## [Task directions]
Where a line of the material includes the string "retweets", copy that line.

## [Task inputs]
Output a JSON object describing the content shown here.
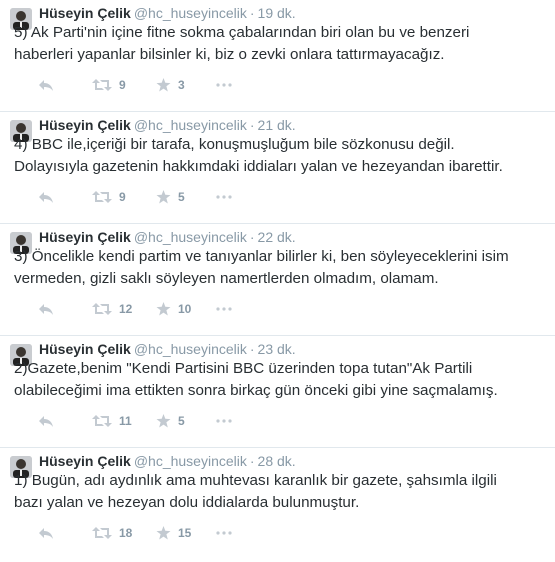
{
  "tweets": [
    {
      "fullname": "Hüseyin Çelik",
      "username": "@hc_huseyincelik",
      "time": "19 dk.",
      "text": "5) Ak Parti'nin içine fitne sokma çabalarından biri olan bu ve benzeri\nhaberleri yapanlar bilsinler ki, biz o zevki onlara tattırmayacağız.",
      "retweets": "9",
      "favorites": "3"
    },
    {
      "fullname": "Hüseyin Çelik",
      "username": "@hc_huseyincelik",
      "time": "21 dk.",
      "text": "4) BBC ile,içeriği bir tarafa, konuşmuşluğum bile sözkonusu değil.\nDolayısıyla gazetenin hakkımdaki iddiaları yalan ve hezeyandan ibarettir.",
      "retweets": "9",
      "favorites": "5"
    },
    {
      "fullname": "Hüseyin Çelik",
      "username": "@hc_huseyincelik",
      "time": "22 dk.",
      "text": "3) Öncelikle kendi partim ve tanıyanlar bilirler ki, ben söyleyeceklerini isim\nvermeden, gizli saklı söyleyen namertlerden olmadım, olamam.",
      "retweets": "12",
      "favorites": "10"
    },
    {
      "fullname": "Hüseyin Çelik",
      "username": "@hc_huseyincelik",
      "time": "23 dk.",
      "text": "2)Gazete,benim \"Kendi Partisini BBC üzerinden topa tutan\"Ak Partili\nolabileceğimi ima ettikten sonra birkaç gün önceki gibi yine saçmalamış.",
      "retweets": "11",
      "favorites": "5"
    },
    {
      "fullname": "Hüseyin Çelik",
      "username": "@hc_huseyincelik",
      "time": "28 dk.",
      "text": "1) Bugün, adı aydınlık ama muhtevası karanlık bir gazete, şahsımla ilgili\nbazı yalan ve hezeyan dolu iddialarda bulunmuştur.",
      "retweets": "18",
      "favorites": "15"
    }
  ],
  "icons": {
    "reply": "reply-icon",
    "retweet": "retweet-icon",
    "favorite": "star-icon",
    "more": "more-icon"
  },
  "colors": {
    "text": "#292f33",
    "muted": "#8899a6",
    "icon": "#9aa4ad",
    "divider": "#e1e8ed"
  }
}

## [Answer box]
      "retweets": "9",
      "retweets": "9",
      "retweets": "12",
      "retweets": "11",
      "retweets": "18",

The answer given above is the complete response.